Adam Pertman's book provides a comprehensive and in-depth review of all aspects of the adoption process, including international adoptions, domestic adoptions, and a general history of adoption in the United States. I was extremely interested in learning about the history "open" vs "closed" adoptions, and the changes in perception that adoption has gone through over the last 50 years. In his book, Adam states that, "Suddenly - or at least it feels sudden-adoption is being transformed from a quiet, lonely trip along America's back roads to a bustling journey on a cost-to-coast superhighway. The infrastructure has become so extensive that it has made all of us - not just adoptees, birth parents, and adoptive parents, into fellow travelers" (page 34). My wife and I have experienced the change in the openness of the adoption process first hand. We are certainly proud of our son and how he came into our lives and are not afraid to talk about it. The book also does a very good job of addressing the adoption process on an emotional front. The book does a good job of expressing the way we feel when on page 45 Adam says, "The mistake many people make with that knowledge is concluding that second choice means second best. We adoptive parents know better. To love my son and daughter any more than I do, I would have to grow a second heart."
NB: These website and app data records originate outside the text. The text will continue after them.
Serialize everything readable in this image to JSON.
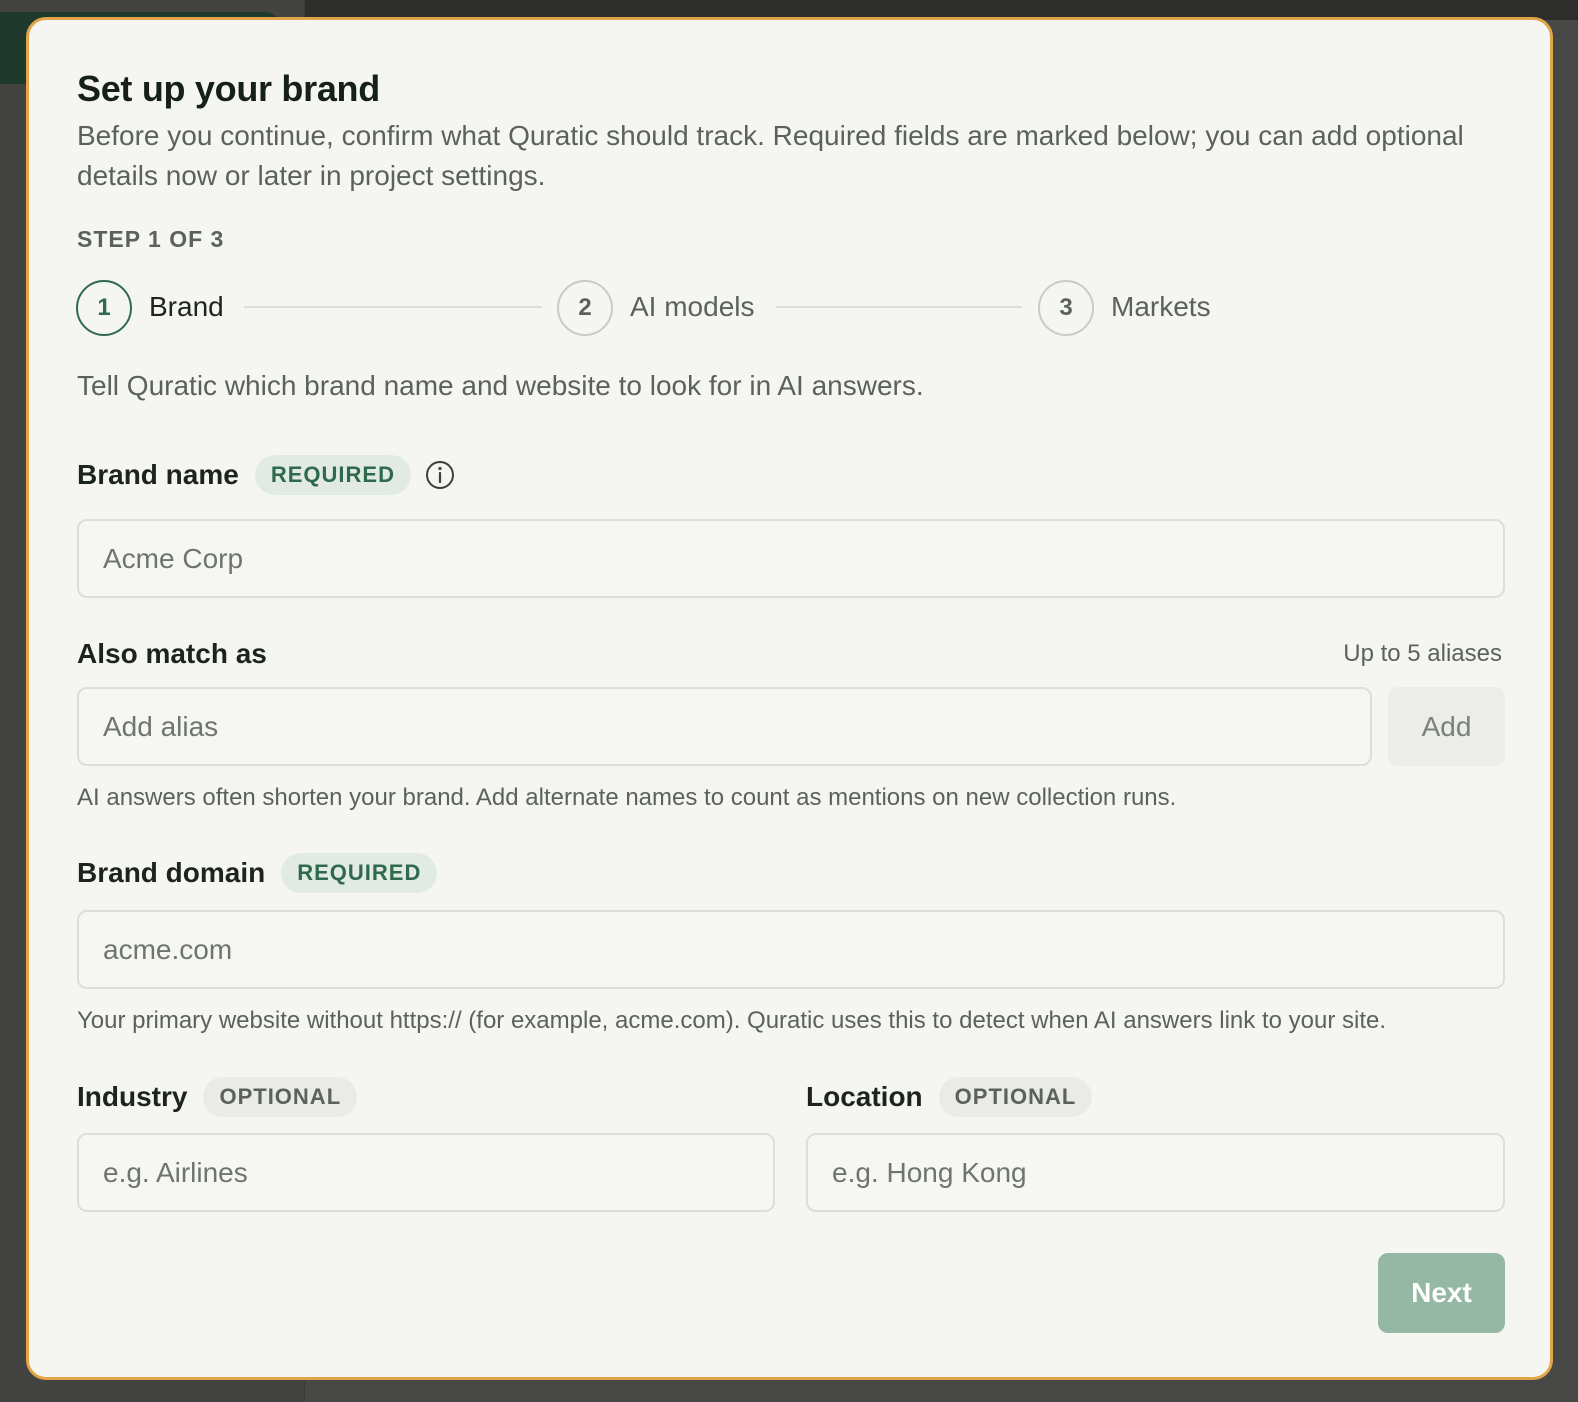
{
  "modal": {
    "title": "Set up your brand",
    "subtitle": "Before you continue, confirm what Quratic should track. Required fields are marked below; you can add optional details now or later in project settings.",
    "step_indicator": "STEP 1 OF 3",
    "steps": [
      {
        "number": "1",
        "label": "Brand",
        "active": true
      },
      {
        "number": "2",
        "label": "AI models",
        "active": false
      },
      {
        "number": "3",
        "label": "Markets",
        "active": false
      }
    ],
    "intro": "Tell Quratic which brand name and website to look for in AI answers."
  },
  "form": {
    "brand_name": {
      "label": "Brand name",
      "badge": "REQUIRED",
      "placeholder": "Acme Corp",
      "value": "",
      "icon": "info-icon"
    },
    "aliases": {
      "label": "Also match as",
      "limit_note": "Up to 5 aliases",
      "placeholder": "Add alias",
      "add_label": "Add",
      "help": "AI answers often shorten your brand. Add alternate names to count as mentions on new collection runs."
    },
    "brand_domain": {
      "label": "Brand domain",
      "badge": "REQUIRED",
      "placeholder": "acme.com",
      "help": "Your primary website without https:// (for example, acme.com). Quratic uses this to detect when AI answers link to your site."
    },
    "industry": {
      "label": "Industry",
      "badge": "OPTIONAL",
      "placeholder": "e.g. Airlines"
    },
    "location": {
      "label": "Location",
      "badge": "OPTIONAL",
      "placeholder": "e.g. Hong Kong"
    }
  },
  "footer": {
    "next_label": "Next"
  },
  "colors": {
    "accent": "#2f6a4e",
    "modal_border": "#e3a448",
    "next_disabled": "#95b8a4"
  }
}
Adoption Nation is a great book, with interesting stories and real world examples. I believe this book is a must read for those considering adoption, those of us who have completed a successful adoption, individuals generally interested in adoption, politicians, and more importantly, family and friends of people who have adopted or who were adopted. This book does a great job of helping define the overall adoption experience, what to expect, and what people are feeling during every stage of the adoption process. I also especially appreciate Adam's attention to expressing the experience and feelings of those who were adopted.

As I mentioned at beginning of this article, my wife and I are extremely proud of our son and how he came into our lives. We read his adoption story to him nightly, and will be more than happy to help him through his journey as he grows older. Thank you to Adam for writing a book that will help us as we proceed on our own journey, too.

Adoption Nation: How the Adoption Revolution is Transforming Our Families
By Adam Pertman, The Harvard Common Press, April 2011, 352 pages, ISBN 978-1-55832-716-0, $16.95 paperback

Tuesday, March 15, 2011

Is it 2011 Already?

Of course we know that it's 2011, but daylight saving's time got me thinking about how time flies when you're having fun. We are definitely have loads of fun with Noah as he is in full swing as a 2 year old. He's very into trucks and trains, and we can't wait to hear what he has to say about school, his friends or just about anything. His singing is also very cute. We are patiently waiting for a siblling for Noah and know that he will make a great big brother!